Coalition benefit reforms are "putting fairness back at the heart of Britain", David Cameron insisted in a staunch defence of the controversial shake-up.
As the welfare state overhaul continues to fuel an increasingly bitter political row, the prime minister said government is on the side of "each and every hardworking person in our country".
Writing for The Sun, he suggested it was "crazy" that claimants could have a bigger income on benefits than work and argued it is "fair that we all play by the same rules".
Cameron pledged to "always help" the most vulnerable but insisted "those who can, should" as he warned that the system was causing "resentment" across the country.
In his article for The Sun he wrote: "We are putting fairness back at the heart of Britain. We are building a country for those who work hard and want to get on. And we are saying to each and every hardworking person in our country: we are on your side.
"This is a Government for hardworking people: and that's the way it will stay."
Over the last week widespread welfare and tax changes have come into force including a below inflation 1% cap on working-age benefits and tax credit rises for three years.
Around 660,000 social housing tenants deemed to have a spare room will lose an average £14 a week in what critics have dubbed a "bedroom tax" and trials are due to begin in four London boroughs of a £500-a-week cap on household benefits.
An opinion poll for The Sun found six out of 10 voters believe benefits are too generous and 79% back the Government's plan to cap a family's benefit at £26,000 a year.
Cameron said the system had "lost its way" and had become a "lifestyle choice for some".
He wrote in The Sun: "It was designed to bring us together, but is causing resentment. I think the British people are about the most fair and generous people on the planet - but no-one wants to work hard every day and see their hard-earned taxes being used to fund things they themselves cannot afford or keep generations dependent on welfare.
"So this month we are making some big changes.

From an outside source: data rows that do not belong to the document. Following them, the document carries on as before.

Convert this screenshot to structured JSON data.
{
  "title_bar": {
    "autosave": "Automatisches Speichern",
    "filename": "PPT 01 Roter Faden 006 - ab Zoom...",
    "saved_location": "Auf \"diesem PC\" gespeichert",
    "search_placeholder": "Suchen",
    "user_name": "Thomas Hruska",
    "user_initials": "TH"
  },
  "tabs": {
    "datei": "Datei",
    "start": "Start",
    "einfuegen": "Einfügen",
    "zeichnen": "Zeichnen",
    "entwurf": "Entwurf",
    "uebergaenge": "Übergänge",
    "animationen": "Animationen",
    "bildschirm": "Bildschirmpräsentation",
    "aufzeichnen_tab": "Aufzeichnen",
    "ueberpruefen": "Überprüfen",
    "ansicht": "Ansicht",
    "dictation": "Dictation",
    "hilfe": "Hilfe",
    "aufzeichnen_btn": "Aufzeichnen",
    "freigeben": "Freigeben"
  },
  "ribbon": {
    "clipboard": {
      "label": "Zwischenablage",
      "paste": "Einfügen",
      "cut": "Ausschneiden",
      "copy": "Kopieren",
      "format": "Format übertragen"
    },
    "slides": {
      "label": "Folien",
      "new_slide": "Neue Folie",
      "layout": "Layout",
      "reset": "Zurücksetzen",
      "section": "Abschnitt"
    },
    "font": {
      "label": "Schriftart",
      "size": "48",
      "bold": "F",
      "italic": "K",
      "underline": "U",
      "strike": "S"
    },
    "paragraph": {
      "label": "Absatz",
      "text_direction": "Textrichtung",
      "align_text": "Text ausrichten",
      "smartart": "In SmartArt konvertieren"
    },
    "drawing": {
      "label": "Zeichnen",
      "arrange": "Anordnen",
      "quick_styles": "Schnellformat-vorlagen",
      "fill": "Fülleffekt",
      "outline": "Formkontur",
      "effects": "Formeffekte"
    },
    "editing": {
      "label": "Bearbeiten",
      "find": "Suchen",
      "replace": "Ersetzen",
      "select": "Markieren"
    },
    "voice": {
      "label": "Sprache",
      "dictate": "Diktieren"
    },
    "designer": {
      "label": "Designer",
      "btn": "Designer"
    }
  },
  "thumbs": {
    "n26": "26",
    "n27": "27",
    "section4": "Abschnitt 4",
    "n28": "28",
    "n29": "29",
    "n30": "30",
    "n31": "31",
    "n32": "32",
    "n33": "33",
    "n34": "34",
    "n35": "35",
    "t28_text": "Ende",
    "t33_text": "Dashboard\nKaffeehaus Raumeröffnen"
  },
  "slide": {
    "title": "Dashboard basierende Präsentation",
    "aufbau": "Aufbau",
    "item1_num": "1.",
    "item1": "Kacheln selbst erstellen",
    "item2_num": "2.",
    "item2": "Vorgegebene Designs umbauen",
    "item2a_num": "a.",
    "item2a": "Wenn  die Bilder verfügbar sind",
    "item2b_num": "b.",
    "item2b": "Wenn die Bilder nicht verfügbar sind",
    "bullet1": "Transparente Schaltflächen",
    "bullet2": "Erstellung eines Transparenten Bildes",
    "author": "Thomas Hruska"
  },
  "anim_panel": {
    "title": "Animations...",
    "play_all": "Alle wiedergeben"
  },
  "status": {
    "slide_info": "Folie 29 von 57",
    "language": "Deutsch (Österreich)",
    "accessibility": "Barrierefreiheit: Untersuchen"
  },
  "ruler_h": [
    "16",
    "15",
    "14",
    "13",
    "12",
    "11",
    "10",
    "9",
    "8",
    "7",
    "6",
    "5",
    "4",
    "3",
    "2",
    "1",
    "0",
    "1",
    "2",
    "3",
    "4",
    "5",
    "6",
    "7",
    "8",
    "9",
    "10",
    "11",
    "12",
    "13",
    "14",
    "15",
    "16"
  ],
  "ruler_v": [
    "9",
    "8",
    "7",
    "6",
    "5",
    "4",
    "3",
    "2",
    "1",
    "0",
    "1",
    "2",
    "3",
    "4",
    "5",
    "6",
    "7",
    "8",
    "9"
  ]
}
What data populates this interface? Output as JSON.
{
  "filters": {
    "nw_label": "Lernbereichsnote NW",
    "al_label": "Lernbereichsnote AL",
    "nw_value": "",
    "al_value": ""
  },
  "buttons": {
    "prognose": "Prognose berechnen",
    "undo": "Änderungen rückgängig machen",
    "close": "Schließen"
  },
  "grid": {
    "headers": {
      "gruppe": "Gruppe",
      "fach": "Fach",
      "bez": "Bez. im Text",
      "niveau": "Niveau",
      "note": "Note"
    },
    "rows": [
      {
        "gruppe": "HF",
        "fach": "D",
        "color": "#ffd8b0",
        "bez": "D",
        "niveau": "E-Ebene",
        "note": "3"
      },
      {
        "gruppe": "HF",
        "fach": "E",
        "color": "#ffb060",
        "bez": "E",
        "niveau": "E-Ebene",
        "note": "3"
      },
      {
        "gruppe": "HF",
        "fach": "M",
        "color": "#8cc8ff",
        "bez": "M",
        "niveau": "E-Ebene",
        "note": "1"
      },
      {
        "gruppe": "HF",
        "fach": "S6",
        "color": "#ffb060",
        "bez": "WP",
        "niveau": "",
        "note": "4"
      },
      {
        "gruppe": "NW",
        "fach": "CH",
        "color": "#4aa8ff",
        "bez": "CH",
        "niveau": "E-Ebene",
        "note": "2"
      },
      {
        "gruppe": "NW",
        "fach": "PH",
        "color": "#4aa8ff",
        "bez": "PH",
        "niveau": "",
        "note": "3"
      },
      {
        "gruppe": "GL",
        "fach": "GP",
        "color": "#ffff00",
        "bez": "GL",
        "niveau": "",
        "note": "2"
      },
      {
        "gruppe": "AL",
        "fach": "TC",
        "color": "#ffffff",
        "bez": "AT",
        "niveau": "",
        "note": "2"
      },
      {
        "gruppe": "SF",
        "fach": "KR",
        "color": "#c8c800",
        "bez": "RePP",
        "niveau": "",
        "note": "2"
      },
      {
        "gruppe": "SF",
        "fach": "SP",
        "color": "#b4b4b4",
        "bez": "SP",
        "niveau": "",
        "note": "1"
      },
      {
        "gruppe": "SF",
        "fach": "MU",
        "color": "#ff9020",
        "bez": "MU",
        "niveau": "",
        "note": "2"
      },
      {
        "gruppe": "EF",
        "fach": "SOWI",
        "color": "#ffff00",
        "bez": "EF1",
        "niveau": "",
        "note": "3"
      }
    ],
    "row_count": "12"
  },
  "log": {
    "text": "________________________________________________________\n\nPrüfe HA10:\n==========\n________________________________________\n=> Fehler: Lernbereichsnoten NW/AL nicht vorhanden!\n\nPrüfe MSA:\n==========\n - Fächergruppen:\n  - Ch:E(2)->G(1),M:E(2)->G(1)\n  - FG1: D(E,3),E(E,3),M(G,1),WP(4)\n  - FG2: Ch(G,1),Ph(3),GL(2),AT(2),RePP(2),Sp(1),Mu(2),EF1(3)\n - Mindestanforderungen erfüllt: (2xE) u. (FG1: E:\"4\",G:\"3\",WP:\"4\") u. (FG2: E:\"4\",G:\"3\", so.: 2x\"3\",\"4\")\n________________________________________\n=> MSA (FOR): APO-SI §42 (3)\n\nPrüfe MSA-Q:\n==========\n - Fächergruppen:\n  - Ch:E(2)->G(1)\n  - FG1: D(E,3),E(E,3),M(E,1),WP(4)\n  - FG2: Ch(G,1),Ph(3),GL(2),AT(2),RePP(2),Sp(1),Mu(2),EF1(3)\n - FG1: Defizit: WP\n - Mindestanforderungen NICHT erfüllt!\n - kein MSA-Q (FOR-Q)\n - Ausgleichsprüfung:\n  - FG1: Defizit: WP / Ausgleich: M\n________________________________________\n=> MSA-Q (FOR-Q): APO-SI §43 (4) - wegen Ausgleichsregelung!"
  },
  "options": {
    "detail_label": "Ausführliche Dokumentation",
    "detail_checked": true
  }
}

They are changes that have a simple principle at their heart: we are restoring the fairness that should lie at the very heart of our tax and welfare systems."
He added: "We are working our way through everyone on what was called 'Incapacity Benefit', more often known as 'the sick', to see who can actually work, particularly if they are given some help. We now have proper tests to make sure people on benefits are looking for work - and tough penalties, including losing your benefits, if you turn down work you are able to do."
Harriet Harman said it was "not surprising" that people were concerned about the welfare system.
The deputy Labour leader told BBC 1's Andrew Marr Show: "The difficulty is for people who are in work seeing their standard of living pressurised understandably they feel very resentful for people who are not working. For people who are looking for a job and can't find a work it's deeply frustrating and then of course the small minority who don't want to work - well they are let off the hook by the fact there isn't a proper work programme."
She added: "We are also, ahead of the general election, putting forward three principles. One, that work should pay, secondly, there should be obligation to take work and thirdly that there should be support through a contributory principle for people putting into the system as well as taking out."
Asked if there should be a cap on the number of children the state will support through benefits Ms Harman said: "I don't think that the state should be dictating family size but I do think that the state should support children."
Foreign Secretary William Hague said Osborne's observations on welfare were "absolutely correct" and said the Chancellor was doing a "great job".
Asked about the way Osborne was being portrayed in the welfare row - particularly after his official car was spotted in a disabled parking bay - he said: "He is used to taking all that on the chin and getting on with the job. In fact he is superb at it given the amount of abuse that he has to endure and the difficult choices that he has to make."
Treasury chief secretary Danny Alexander said Labour's plans on welfare showed they were "out of touch".
He told Murnaghan on Sky News: "I think it is extraordinary today that the Labour party has come forward with its proposals to increase the cost of the welfare system.
"From the shadow work and pensions secretary, who was the person who left a note for my predecessor saying there is no money left, to now come forward with ideas to spend even more money on the welfare system just shows how out of touch with reality the Labour party are."
Shadow financial secretary Chris Leslie said welfare must be "continually reformed".
He told Murnaghan: "The danger that we have is a government that is relishing the opportunity to do down some of the key social insurance protections that are necessary for people who need help if they lose their jobs, they don't necessarily have their own trust fund or their own inherited fortunes to fall back upon.
"That's why I think people have been so shocked to see the government almost using an opportunity of any particular story that comes along to hit the system over the head."
Labour former welfare minister Frank Field told Murnaghan that people in his Birkenhead constituency could not believe how his party had let the amount people could claim in benefits reach a high level.
He said: "The £500 cap in my constituency is a mega sum. When it first came out voters were actually in Birkenhead (saying) 'have you allowed this to go on for this long?'"
He added: "The idea that we have allowed a welfare state to pay out these sums without trying to put some element of responsibility back strikes them as mad so I hope we are going to be really tough on that caps, really tough on making it (so) you have to actually do certain things to get welfare and above all you have got to pay in to get it."